THE ORGANIZED CHAOS OF CHAOTIC CYBER ATTACKS


A view of the cyber attacks carried out against the U.S. within a 45-minute span.



These days it’s not just the air flight route maps available out there for the aviation industry enthusiasts, there’s something more interesting that’s being mapped. Cyber attacks maps. Yes, now you can track in real-time, who’s attacking who in the cyberspace.

U.S.-based computer security firm Norse has released a real-time animated map that illustrates ongoing cyber attacks around the world. Without a doubt, the U.S. is getting constantly hammered by hackers.

In just 45 minutes, the U.S. was the victim of 5,840 cyber attacks.
Within that span of time, the U.S. suffered from 27 times more cyber attacks than Thailand, the second most targeted country. Thailand was the target of only 220 cyber attacks during these 45 minutes.

The Norse map does not represent all hacking attempts in the world. Instead, according to Smithsonian Magazine, the map relies on a Norse honeypot network — a network purposefully designed to detect hacking — to provide a representative snapshot of global hacking attempts.

In actuality, there are orders of magnitude more hacking attempts on any given day than recorded by Norse. For instance, there are an estimated 20 million attacks per day against locations within Utah. There are 10million daily hacking attempts against the Pentagon alone.

China is responsible for the vast majority of these attacks. Within the 45-minute span, China accounted for 2,513 attacks. The U.S. accounted for the second highest number of attacks, with 1,550 attacks originating within America. However, a number of American attacks targeted computers elsewhere in the United States.

It is likely that these intra-U.S. attacks are the result of "zombie computers" — computers that have been compromised by a hacker and carry out attacks at the hacker's discretion. Chinese cyber attacks are highly damaging to both the U.S. economy and national security. China is currently developing a new plane that is modelled after stolen plans for the U.S.' F-35 fifth-generation plane.

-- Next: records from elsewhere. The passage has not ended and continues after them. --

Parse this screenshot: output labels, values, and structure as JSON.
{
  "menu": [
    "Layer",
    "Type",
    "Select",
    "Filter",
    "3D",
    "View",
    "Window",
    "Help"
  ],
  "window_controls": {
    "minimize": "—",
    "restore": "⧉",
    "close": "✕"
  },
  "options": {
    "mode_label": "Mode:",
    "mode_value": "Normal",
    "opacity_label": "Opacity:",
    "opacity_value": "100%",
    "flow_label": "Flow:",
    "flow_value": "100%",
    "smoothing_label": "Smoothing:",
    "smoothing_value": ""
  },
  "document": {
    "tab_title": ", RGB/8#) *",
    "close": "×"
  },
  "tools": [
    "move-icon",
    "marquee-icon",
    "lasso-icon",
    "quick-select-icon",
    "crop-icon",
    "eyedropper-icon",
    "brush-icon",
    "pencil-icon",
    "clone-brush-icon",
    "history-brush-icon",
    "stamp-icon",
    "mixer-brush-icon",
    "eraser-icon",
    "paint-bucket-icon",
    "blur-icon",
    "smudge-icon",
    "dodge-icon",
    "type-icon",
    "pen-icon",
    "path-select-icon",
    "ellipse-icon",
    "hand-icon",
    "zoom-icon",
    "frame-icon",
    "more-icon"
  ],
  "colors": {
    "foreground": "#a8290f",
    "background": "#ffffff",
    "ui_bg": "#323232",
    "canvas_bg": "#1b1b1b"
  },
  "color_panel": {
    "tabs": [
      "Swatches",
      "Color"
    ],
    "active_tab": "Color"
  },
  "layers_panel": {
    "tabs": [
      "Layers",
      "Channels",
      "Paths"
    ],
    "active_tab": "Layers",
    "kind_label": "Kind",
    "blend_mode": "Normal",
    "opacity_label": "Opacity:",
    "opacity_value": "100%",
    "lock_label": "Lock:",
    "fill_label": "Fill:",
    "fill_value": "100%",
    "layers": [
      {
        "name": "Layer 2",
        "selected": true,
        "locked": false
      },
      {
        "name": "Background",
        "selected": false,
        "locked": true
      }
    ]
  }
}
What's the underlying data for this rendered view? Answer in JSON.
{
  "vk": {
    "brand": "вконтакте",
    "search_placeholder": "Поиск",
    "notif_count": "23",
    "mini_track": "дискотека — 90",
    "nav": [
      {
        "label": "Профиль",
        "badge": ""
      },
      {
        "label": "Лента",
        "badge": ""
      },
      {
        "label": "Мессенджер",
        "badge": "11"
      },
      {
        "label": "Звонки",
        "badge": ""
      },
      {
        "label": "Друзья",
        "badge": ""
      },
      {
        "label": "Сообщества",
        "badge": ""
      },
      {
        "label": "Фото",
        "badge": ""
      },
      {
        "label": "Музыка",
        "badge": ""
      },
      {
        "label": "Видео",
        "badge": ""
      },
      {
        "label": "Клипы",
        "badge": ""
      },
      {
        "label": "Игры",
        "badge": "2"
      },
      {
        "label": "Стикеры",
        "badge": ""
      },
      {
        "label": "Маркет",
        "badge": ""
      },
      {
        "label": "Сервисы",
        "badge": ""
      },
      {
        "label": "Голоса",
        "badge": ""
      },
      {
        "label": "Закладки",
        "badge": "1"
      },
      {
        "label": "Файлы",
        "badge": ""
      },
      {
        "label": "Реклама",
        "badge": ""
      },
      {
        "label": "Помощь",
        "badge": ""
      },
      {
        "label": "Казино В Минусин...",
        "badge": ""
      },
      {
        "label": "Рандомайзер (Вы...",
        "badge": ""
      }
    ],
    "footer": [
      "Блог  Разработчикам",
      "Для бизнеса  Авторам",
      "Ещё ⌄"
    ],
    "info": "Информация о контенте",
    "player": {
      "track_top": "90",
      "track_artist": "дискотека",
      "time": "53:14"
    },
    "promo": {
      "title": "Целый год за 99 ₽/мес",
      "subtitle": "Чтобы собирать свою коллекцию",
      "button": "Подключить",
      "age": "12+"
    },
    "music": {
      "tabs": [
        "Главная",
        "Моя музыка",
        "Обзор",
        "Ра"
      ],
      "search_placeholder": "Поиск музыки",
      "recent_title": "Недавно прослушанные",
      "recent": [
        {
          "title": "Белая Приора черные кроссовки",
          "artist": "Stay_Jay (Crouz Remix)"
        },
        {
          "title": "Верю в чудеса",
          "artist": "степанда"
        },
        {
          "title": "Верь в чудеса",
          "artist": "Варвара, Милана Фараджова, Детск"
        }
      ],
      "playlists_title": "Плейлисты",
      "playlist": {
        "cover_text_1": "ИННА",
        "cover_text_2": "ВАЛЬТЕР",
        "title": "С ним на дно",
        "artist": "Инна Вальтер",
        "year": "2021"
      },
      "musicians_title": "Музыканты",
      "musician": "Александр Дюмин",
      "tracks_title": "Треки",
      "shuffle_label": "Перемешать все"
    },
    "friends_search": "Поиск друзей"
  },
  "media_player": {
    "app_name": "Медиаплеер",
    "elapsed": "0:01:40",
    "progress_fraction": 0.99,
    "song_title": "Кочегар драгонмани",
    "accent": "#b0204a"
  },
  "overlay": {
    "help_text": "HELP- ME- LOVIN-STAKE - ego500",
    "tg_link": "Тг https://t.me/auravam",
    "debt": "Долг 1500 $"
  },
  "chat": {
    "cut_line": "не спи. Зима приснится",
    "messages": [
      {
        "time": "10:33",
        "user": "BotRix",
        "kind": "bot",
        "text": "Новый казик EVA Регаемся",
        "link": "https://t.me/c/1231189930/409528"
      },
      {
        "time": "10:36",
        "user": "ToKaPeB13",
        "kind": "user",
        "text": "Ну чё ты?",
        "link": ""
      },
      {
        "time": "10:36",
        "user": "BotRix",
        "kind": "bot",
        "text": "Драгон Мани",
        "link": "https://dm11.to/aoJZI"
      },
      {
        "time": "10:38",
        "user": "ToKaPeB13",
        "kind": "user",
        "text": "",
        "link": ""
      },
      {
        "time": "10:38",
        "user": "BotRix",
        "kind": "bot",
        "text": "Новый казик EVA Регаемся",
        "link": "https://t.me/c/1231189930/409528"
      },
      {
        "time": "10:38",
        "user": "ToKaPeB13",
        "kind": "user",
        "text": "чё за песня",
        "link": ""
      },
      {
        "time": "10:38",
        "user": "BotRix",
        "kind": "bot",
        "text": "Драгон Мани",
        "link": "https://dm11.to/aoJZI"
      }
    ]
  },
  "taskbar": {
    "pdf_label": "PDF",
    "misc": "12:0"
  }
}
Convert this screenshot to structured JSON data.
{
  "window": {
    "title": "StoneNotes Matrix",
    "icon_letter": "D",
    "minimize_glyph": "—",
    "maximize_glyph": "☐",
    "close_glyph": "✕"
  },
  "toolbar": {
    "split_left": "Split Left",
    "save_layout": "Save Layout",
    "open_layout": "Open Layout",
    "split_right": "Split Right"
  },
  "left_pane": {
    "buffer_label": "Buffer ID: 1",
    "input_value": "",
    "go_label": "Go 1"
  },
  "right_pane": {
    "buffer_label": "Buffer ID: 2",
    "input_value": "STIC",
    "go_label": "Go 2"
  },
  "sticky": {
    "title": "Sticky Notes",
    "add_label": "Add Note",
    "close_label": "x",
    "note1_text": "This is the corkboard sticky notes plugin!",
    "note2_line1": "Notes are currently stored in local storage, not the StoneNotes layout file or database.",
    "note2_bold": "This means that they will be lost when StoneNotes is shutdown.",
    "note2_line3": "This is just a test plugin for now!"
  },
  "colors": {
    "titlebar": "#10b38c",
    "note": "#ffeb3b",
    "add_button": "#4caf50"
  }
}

As well as letting the viewer watch the war game that’s taking place and that too in real-time, it’s not all just fun watching it, it’s more serious than that. Something ought to be done to stop this madness. Security firms all over the world are working hard to find solutions better and better to curb this nuisance and bring peace to the cyber-space. Stay connected for more news on how these attempts are being made.


Source:
Business Insider/Military & Defence – Norse Corp.
Picture Screen shot map.ipviking.com